▶ _EXERCISE BRIEF_: Could you set down every record exactly as it appears?

[Dataset rows for apps and sites]

* * * * * * * * *

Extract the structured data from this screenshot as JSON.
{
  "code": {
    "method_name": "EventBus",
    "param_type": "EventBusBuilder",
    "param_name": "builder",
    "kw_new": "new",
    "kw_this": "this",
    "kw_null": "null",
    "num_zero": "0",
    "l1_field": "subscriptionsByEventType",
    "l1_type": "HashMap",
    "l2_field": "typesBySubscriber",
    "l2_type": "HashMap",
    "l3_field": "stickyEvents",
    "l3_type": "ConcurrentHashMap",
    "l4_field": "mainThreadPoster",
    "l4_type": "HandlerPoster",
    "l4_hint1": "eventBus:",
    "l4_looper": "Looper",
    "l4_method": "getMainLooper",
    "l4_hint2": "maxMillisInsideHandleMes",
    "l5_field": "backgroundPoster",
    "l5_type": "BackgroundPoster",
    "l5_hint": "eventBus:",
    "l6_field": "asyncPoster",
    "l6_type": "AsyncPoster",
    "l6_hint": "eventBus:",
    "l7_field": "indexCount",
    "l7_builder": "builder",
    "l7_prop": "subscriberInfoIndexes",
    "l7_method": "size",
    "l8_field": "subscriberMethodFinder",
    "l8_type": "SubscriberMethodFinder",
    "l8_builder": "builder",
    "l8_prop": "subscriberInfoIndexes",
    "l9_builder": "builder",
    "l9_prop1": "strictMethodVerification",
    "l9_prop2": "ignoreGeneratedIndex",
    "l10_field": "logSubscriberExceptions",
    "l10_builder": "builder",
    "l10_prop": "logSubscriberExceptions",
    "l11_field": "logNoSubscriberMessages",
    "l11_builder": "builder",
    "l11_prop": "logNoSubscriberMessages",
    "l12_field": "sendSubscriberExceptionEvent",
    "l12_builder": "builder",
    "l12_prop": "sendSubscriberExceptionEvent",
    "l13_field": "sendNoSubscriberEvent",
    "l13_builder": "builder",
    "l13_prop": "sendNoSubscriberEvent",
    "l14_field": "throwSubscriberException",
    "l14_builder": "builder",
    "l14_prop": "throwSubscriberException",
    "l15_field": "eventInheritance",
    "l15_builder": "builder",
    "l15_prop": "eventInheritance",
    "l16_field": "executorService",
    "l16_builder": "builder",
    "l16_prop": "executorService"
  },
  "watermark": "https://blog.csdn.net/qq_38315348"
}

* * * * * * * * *

▶ _EXERCISE RESPONSE_:
Extract the structured data from this screenshot as JSON.
{
  "code": {
    "method_name": "EventBus",
    "param_type": "EventBusBuilder",
    "param_name": "builder",
    "kw_new": "new",
    "kw_this": "this",
    "kw_null": "null",
    "num_zero": "0",
    "l1_field": "subscriptionsByEventType",
    "l1_type": "HashMap",
    "l2_field": "typesBySubscriber",
    "l2_type": "HashMap",
    "l3_field": "stickyEvents",
    "l3_type": "ConcurrentHashMap",
    "l4_field": "mainThreadPoster",
    "l4_type": "HandlerPoster",
    "l4_hint1": "eventBus:",
    "l4_looper": "Looper",
    "l4_method": "getMainLooper",
    "l4_hint2": "maxMillisInsideHandleMes",
    "l5_field": "backgroundPoster",
    "l5_type": "BackgroundPoster",
    "l5_hint": "eventBus:",
    "l6_field": "asyncPoster",
    "l6_type": "AsyncPoster",
    "l6_hint": "eventBus:",
    "l7_field": "indexCount",
    "l7_builder": "builder",
    "l7_prop": "subscriberInfoIndexes",
    "l7_method": "size",
    "l8_field": "subscriberMethodFinder",
    "l8_type": "SubscriberMethodFinder",
    "l8_builder": "builder",
    "l8_prop": "subscriberInfoIndexes",
    "l9_builder": "builder",
    "l9_prop1": "strictMethodVerification",
    "l9_prop2": "ignoreGeneratedIndex",
    "l10_field": "logSubscriberExceptions",
    "l10_builder": "builder",
    "l10_prop": "logSubscriberExceptions",
    "l11_field": "logNoSubscriberMessages",
    "l11_builder": "builder",
    "l11_prop": "logNoSubscriberMessages",
    "l12_field": "sendSubscriberExceptionEvent",
    "l12_builder": "builder",
    "l12_prop": "sendSubscriberExceptionEvent",
    "l13_field": "sendNoSubscriberEvent",
    "l13_builder": "builder",
    "l13_prop": "sendNoSubscriberEvent",
    "l14_field": "throwSubscriberException",
    "l14_builder": "builder",
    "l14_prop": "throwSubscriberException",
    "l15_field": "eventInheritance",
    "l15_builder": "builder",
    "l15_prop": "eventInheritance",
    "l16_field": "executorService",
    "l16_builder": "builder",
    "l16_prop": "executorService"
  },
  "watermark": "https://blog.csdn.net/qq_38315348"
}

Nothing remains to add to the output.